Anxiety, Fatigue, and Coping
First some context: it would be impossible to be diagnosed with breast cancer, undergo cancer surgery, and not feel anxious. Through the years, I have learned not to make any assumptions about a woman's usual state of mind based on her mood and coping when I meet her in the early days of breast cancer. No one is at her best, and most of us are quite overwhelmed with anxiety and sadness. There are two general kinds of anxiety which mental health people think of as "trait anxiety" and "state anxiety". Trait anxiety refers to something that is part of a person's personality and baseline coping; some people are just generally anxious. State anxiety refers to anxiety that is generated by an event or situation, and surely a cance dignosis would quality.
If you would like a bit more of an explanation, click here.
The second part of today's equation is fatigue. Again, we have different baselines of fatigue and energy level. Some people sleep better than others, and we maintain different schedules and routines. There are people who are always tired, and others who are generally well-rested and energetic. Add a new cancer diagnosis and it is safe to assume that everyone is sleeping less well, ruminating in the middle of the night, and feeling more depleted and tired. For some women, this state of exhaustion is a real hindrance to functioning, worse than anything that can be helped with a cup of coffee or a short walk or a nap. (And this leads to an aside: I recently read a study that asked people, who were feeling tired, to do one of those three things. The people who took a ten minute walk felt best.)
This is an article from PsychoOncology about the relationships between anxiety, fatigue, and coping after surgery. Bottom line: women who had trait anxiety had a more difficult time. Here is the abstract and then a link to read more:

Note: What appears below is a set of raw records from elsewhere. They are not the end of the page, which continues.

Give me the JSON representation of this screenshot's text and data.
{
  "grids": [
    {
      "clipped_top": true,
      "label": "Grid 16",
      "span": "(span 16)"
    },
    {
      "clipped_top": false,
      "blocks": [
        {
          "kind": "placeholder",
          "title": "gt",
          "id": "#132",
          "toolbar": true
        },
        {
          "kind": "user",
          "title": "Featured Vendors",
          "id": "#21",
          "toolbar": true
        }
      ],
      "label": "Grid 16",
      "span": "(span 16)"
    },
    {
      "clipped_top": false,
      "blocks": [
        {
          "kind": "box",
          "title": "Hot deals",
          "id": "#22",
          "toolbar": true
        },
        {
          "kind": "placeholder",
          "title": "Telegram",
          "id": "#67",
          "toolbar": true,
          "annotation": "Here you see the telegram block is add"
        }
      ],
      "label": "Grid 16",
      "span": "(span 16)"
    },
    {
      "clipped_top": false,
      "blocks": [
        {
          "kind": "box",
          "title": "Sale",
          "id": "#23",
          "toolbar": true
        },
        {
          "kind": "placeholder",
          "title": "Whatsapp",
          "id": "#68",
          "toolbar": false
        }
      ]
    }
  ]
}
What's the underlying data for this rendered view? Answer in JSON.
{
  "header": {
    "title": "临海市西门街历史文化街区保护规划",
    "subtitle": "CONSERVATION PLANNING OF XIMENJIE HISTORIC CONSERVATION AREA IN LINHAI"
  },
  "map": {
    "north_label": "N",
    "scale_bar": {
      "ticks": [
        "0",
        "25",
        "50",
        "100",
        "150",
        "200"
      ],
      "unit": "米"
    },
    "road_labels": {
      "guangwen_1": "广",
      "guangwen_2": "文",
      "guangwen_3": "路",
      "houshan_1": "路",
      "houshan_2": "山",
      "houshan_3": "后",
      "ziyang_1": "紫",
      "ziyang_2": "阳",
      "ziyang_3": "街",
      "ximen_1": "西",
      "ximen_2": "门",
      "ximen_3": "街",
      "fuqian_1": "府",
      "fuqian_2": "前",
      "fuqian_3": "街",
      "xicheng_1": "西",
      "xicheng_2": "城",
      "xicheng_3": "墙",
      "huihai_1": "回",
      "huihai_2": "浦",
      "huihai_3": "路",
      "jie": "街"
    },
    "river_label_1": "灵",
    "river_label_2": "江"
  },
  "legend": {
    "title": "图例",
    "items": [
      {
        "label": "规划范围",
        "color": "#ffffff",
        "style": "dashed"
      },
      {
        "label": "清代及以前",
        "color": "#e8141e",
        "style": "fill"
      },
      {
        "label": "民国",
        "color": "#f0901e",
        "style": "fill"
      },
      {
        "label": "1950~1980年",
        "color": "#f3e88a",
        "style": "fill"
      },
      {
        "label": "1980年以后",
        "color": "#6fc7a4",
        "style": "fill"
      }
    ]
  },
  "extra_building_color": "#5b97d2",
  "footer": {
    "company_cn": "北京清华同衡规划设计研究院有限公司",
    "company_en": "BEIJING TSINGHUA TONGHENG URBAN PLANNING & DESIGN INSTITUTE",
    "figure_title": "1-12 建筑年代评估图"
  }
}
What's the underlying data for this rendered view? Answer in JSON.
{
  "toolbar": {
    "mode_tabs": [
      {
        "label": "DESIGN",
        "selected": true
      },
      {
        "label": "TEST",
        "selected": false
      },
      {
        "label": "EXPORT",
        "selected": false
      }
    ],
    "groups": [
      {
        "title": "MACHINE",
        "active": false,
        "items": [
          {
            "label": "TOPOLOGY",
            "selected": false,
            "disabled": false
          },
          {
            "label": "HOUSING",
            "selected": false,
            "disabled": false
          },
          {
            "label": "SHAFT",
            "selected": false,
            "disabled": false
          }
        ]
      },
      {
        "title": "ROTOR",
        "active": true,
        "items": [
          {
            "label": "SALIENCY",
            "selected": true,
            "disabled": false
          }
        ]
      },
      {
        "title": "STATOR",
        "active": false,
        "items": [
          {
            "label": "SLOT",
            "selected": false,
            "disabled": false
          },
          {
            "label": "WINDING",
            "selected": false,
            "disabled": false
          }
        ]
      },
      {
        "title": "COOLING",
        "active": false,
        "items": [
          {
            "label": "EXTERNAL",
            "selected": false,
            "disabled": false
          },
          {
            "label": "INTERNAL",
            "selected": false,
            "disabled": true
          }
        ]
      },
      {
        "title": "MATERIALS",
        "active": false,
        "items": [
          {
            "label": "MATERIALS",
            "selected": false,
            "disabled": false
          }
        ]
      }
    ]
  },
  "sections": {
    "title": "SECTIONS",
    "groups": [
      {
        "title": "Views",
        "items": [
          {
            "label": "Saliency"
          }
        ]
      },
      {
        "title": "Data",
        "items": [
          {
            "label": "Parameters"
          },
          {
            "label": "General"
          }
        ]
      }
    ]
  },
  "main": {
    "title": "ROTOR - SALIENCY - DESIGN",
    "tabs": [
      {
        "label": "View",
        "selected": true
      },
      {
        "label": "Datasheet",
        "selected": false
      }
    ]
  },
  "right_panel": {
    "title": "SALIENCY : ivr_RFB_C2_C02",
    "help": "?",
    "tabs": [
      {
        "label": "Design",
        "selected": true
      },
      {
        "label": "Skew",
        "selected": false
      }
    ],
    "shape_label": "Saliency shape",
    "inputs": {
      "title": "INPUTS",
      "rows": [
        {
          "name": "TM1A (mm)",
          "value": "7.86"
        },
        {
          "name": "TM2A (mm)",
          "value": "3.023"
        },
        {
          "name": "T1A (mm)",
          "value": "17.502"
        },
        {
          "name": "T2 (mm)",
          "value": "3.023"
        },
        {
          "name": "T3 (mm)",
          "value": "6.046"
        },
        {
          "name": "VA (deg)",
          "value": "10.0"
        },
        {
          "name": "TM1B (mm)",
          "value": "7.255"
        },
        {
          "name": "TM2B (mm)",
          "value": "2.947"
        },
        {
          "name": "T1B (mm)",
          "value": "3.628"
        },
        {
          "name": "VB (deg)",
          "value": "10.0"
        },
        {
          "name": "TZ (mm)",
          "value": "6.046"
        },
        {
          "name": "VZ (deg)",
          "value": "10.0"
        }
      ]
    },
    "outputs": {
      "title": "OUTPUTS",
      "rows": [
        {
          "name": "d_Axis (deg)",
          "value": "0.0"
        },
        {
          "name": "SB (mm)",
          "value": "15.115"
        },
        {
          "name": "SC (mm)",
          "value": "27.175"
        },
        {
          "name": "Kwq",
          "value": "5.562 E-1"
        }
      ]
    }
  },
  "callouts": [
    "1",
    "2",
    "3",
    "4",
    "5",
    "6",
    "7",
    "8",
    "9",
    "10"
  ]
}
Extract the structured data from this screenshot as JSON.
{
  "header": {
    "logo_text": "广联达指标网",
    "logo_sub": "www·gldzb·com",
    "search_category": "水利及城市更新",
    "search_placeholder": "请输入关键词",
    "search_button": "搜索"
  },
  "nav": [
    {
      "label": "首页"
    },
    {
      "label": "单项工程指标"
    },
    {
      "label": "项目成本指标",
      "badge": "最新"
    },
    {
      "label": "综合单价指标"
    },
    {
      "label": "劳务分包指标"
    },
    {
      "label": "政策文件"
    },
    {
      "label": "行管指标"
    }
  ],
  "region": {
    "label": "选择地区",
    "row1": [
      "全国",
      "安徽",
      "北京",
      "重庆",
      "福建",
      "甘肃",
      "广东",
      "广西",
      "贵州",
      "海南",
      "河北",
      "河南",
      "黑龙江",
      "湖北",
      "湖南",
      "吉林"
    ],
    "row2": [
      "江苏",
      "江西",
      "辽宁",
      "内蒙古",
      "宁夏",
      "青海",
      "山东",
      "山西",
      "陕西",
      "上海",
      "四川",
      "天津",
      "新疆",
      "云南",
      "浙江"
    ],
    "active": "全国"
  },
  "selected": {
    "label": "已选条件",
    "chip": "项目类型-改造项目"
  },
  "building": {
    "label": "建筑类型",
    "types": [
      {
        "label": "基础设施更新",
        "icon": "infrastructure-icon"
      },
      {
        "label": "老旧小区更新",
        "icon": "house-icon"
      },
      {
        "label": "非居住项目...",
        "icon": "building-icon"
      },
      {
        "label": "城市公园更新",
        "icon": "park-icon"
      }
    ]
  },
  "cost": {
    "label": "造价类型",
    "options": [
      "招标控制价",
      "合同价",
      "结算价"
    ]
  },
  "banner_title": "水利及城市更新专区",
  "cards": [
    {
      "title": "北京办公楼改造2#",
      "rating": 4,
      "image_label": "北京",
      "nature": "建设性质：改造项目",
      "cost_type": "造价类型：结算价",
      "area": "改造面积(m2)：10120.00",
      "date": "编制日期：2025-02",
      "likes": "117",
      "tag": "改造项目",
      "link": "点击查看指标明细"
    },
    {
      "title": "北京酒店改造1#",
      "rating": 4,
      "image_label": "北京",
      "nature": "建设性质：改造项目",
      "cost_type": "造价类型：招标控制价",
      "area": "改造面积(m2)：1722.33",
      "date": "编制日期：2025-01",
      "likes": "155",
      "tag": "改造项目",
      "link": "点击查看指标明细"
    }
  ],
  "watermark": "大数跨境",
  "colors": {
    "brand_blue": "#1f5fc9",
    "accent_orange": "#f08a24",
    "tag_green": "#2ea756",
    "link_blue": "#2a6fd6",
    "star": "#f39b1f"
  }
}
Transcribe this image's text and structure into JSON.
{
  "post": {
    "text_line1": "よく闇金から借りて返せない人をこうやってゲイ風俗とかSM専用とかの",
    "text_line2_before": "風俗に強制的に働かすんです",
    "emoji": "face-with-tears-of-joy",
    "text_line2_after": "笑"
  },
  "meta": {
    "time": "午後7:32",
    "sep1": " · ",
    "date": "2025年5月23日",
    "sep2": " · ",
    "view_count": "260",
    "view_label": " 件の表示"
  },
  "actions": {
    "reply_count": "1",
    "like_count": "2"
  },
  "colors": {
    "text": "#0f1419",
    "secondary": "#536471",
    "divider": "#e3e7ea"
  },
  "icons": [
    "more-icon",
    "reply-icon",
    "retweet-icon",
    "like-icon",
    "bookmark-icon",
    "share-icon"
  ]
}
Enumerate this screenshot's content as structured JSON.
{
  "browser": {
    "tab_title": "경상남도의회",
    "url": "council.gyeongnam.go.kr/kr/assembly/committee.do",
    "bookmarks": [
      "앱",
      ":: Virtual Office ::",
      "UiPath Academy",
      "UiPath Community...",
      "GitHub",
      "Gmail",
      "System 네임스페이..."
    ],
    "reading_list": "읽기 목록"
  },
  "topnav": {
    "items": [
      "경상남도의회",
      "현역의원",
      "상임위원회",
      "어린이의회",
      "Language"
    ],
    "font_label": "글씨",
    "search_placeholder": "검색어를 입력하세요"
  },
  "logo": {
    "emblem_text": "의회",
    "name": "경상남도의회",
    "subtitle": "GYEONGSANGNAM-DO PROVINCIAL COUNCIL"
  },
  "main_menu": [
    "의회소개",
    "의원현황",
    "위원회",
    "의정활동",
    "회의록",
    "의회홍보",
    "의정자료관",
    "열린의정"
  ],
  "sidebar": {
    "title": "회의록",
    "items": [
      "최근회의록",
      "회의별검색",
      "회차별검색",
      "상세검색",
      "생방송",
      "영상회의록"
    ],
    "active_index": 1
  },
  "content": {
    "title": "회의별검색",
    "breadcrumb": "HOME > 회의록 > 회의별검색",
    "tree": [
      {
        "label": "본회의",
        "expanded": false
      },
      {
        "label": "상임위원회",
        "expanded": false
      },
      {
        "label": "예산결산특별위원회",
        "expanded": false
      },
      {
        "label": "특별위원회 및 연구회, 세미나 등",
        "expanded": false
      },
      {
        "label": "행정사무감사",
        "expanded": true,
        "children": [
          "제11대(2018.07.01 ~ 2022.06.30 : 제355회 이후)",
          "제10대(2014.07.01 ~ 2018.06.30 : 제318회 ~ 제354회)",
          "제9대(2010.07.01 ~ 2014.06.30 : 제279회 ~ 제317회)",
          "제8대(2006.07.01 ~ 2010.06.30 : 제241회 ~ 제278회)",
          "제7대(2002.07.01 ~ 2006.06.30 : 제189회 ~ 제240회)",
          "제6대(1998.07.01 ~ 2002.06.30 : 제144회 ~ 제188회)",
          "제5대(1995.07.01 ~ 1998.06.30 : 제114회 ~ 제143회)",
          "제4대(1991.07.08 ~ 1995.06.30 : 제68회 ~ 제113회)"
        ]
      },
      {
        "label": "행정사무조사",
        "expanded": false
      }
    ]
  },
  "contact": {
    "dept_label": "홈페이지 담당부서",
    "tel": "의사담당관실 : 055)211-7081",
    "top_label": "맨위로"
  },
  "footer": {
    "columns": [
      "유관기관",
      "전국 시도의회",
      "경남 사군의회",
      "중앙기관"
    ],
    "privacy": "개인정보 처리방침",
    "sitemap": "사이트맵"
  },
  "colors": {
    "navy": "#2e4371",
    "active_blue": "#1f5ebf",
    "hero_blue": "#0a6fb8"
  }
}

What is the relationship between trait anxiety and depressive symptoms, fatigue, and low sleep quality following breast cancer surgery?
J. P. M. Lockefeer1* and J. De Vries2,3 1Department of Medical Psychology, TweeSteden Hospital, Tilburg, The Netherlands 2Centre of Research on Psychology in Somatic Diseases, Department of Medical Psychology and Neuropsychology, Tilburg University, Tilburg, The Netherlands 3Department of Medical Psychology, St Elisabeth Hospital, Tilburg, The Netherlands Abstract
Background: Depressive symptoms, fatigue, and low sleep quality are common symptoms during and after breast cancer (BC) treatment. In the present study, the relationship between trait anxiety and these symptoms in a long follow-up period was examined.
Methods: This was a prospective study. Participants, composed of 163 women with BC and 224 women with benign breast problems (BBPs), completed questionnaires on depressive symptoms, fatigue, and sleep quality before diagnosis and 1, 3, 6, 12, and 24 months after diagnosis (BBP group) or surgical treatment (BC group). In addition, patients completed a questionnaire on trait anxiety before diagnosis.
Results and Conclusions: Trait anxiety was the most signi?cant predictor for depressive symptoms ( p < 0.001) and lower sleep quality ( p = 0.040) at 2-year follow-up. For fatigue, fatigue at baseline and trait anxiety together was the most important predictor ( p < 0.001). Linear mixed model analyses showed that there was an interaction effect of time with trait anxiety and with diagnosis for depressive symptoms ( p = 0.001 and p < 0.001) and fatigue ( p = 0.004 and p < 0.001). There was no interaction effect of time with trait anxiety or diagnosis for sleep quality ( p = 0.055 and p = 0.225). Together with diagnosis, trait anxiety was an important determinant of depressive symptoms, fatigue, and low sleep quality following diagnosis of BBP or BC and seemed to be a common factor in these persisting symptoms.